Source data »
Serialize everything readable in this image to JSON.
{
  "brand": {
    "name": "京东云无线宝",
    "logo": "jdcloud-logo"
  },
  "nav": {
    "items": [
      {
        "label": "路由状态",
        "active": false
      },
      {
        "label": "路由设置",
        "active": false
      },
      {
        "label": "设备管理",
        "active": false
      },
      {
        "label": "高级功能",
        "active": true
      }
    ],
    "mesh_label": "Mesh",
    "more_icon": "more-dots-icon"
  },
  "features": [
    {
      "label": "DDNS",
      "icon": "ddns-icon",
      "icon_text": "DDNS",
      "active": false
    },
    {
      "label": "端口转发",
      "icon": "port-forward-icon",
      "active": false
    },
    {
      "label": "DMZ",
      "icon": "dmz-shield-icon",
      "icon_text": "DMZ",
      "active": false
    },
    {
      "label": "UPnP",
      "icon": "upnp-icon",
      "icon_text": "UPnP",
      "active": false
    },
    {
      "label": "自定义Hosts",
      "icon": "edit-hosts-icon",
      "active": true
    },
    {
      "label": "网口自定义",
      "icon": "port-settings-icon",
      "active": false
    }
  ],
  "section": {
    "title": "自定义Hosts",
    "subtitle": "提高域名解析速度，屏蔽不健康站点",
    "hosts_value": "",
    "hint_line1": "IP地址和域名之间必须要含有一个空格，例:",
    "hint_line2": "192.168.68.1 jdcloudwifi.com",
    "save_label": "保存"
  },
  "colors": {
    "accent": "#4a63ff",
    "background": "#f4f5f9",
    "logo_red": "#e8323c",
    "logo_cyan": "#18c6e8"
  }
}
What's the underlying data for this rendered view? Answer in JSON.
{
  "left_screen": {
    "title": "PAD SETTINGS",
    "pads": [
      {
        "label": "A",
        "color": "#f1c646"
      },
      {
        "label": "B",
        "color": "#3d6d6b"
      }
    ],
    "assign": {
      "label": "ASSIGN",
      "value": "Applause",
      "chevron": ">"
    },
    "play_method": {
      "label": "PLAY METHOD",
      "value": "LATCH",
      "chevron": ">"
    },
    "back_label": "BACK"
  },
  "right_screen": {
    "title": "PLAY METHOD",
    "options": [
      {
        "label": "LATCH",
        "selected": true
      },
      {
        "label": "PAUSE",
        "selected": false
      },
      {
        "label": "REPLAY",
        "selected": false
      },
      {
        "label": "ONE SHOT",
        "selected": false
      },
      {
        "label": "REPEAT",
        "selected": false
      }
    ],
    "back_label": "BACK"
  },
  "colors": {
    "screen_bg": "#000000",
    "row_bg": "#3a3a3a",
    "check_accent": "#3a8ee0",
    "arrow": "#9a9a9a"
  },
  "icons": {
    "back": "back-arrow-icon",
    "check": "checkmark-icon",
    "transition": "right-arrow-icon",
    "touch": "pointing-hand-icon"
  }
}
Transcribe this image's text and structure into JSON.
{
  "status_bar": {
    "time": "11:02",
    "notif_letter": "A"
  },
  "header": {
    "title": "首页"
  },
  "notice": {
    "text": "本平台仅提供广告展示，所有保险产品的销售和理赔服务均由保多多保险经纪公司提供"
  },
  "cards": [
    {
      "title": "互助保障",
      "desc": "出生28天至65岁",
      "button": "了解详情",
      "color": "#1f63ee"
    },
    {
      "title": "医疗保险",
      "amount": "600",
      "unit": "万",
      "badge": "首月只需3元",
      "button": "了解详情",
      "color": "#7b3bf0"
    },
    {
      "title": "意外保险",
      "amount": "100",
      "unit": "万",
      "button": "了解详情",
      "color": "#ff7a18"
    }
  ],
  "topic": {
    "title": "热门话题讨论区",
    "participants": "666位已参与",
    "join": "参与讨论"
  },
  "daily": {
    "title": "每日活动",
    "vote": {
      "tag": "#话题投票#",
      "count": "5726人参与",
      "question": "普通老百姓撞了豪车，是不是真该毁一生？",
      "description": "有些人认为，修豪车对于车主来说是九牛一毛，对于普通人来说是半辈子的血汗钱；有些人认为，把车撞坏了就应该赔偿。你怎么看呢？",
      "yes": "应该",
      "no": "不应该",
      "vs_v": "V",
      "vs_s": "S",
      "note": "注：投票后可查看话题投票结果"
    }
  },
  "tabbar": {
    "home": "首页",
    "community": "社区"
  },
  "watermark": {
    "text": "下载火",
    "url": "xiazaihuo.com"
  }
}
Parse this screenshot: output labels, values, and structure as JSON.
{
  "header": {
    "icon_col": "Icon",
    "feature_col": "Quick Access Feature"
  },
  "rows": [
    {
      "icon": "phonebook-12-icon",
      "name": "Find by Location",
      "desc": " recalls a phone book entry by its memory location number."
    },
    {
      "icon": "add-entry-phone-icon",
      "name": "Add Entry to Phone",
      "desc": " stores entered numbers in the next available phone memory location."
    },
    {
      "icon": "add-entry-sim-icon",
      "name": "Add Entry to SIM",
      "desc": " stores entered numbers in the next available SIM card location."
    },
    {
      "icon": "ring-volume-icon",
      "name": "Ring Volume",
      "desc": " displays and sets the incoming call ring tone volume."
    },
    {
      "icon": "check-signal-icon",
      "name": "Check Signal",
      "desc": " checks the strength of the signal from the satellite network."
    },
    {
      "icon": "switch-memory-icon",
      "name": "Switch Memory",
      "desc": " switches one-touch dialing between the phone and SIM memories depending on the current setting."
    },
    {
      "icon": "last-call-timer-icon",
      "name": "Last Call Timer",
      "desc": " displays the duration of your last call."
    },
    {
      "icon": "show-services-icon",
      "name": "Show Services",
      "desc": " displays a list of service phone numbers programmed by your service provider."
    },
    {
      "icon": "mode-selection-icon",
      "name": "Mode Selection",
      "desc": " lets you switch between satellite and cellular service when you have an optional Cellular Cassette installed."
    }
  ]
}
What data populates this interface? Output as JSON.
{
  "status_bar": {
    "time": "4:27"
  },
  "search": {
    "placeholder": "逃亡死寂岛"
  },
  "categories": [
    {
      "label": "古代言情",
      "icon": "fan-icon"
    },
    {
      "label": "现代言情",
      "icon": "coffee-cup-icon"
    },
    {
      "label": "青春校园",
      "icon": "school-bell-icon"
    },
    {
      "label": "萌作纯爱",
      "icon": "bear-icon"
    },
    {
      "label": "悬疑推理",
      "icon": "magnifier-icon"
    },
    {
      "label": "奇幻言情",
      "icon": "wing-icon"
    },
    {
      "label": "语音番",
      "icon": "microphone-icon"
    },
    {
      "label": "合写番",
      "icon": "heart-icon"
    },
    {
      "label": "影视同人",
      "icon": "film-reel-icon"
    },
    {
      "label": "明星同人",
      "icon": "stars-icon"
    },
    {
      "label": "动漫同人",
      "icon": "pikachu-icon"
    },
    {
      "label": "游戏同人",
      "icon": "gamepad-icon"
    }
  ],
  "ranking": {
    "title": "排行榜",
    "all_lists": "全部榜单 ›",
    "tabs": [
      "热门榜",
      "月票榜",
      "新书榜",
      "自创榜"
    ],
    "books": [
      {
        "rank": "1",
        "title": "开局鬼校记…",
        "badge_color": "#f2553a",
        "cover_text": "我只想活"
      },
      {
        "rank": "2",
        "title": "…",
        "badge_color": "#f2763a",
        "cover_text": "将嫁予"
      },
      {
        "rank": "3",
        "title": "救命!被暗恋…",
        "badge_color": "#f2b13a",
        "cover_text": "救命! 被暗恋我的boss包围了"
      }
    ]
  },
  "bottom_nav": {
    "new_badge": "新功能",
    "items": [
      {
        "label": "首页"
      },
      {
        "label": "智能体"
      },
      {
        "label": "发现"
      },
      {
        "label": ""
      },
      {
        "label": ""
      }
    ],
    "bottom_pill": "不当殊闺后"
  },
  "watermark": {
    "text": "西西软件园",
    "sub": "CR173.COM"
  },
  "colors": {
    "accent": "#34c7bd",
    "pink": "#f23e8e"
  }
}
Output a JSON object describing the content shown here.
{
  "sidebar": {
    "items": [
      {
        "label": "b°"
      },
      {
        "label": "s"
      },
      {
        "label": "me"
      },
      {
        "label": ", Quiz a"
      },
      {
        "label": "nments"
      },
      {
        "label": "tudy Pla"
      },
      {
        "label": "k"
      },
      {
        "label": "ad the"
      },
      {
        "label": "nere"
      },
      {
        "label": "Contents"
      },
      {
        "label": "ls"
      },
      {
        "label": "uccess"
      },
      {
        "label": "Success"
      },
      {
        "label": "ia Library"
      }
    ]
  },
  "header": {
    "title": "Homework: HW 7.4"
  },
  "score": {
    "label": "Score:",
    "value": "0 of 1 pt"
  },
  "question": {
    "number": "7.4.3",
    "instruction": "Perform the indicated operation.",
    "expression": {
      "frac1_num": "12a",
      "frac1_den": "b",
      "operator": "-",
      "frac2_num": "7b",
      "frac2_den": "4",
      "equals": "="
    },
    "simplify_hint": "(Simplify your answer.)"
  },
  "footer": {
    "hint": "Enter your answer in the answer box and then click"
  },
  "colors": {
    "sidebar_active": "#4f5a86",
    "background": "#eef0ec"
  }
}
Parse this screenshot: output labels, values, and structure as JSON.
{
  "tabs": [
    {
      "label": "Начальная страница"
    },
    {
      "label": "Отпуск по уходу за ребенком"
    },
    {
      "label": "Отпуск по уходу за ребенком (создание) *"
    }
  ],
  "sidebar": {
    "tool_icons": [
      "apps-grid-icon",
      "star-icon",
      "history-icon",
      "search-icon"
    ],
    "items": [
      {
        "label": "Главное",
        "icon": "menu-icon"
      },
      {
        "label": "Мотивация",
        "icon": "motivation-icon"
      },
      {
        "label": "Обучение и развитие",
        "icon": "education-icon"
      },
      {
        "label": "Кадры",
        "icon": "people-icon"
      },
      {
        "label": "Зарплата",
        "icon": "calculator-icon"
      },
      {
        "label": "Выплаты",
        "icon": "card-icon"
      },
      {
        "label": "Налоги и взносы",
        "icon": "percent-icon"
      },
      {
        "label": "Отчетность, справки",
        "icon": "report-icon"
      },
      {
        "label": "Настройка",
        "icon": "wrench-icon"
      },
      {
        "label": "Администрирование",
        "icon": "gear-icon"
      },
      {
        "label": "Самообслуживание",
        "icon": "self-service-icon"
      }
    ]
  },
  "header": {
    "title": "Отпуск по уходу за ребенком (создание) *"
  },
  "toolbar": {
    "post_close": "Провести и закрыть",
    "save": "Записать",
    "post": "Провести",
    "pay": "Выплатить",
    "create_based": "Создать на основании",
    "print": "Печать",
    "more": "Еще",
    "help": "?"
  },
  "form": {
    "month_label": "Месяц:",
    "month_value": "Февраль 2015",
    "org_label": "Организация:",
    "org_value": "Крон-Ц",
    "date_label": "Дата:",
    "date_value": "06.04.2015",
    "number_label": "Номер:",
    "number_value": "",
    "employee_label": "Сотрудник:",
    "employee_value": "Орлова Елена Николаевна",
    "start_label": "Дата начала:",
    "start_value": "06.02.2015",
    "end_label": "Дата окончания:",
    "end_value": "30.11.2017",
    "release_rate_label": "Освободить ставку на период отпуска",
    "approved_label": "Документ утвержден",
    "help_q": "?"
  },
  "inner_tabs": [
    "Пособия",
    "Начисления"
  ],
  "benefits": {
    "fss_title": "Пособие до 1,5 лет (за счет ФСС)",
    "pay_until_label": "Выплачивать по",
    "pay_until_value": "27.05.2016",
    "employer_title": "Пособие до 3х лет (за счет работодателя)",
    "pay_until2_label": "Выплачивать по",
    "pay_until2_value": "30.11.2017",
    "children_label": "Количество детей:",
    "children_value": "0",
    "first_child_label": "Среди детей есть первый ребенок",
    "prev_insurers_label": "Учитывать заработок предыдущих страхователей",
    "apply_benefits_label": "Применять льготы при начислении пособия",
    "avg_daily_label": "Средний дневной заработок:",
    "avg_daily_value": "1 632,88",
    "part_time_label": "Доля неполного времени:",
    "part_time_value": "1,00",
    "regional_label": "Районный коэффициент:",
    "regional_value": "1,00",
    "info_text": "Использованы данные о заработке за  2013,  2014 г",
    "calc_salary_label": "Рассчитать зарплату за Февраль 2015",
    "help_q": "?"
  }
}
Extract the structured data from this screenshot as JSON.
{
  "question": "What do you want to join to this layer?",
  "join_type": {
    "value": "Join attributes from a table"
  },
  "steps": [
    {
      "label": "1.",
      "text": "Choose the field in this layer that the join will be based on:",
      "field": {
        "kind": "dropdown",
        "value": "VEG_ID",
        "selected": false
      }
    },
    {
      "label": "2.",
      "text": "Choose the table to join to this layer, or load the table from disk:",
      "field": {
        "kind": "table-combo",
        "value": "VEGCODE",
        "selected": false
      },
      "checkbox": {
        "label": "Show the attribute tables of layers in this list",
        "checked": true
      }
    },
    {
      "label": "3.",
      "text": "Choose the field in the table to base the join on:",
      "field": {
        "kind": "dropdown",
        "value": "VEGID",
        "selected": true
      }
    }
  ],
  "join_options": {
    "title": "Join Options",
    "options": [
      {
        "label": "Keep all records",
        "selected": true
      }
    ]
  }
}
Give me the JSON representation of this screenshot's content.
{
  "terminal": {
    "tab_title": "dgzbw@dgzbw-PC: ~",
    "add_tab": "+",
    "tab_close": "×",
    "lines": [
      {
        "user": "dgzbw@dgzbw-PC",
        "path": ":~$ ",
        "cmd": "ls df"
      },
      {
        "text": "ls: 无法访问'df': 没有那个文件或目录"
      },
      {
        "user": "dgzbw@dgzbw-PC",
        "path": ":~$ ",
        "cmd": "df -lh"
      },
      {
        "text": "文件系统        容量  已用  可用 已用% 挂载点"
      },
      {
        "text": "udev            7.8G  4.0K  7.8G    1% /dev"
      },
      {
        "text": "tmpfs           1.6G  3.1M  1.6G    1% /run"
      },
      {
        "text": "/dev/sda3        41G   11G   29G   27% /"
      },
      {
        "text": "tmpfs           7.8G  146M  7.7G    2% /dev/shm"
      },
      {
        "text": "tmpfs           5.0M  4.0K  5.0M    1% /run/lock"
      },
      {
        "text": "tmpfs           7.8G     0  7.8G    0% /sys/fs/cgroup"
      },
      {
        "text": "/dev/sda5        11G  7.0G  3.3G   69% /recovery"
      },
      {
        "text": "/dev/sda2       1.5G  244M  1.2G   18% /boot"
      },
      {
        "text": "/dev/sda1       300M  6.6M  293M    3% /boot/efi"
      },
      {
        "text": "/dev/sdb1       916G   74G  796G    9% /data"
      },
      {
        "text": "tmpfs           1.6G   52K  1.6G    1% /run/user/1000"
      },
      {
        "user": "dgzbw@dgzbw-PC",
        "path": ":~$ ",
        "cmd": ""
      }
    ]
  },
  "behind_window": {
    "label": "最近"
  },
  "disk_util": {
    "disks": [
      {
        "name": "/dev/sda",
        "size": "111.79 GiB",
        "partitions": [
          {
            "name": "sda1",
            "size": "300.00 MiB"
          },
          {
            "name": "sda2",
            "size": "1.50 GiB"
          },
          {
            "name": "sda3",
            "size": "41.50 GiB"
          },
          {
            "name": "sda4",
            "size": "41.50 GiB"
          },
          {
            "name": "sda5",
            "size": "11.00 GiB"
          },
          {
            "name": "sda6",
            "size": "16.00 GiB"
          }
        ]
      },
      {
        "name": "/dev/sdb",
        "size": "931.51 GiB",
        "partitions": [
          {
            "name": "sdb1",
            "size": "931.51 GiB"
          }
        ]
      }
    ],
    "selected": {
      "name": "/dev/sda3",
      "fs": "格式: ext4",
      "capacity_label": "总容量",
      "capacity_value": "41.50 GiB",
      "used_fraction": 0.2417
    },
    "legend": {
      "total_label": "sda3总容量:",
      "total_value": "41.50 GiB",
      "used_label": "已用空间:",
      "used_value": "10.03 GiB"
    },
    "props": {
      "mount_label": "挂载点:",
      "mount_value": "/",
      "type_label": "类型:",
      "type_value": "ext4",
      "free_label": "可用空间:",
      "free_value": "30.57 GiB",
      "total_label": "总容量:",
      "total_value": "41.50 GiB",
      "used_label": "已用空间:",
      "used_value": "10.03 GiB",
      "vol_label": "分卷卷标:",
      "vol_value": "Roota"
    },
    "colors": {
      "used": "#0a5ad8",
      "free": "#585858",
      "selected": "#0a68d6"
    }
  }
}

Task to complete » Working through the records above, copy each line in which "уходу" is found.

Answer »
      "label": "Отпуск по уходу за ребенком"
      "label": "Отпуск по уходу за ребенком (создание) *"
    "title": "Отпуск по уходу за ребенком (создание) *"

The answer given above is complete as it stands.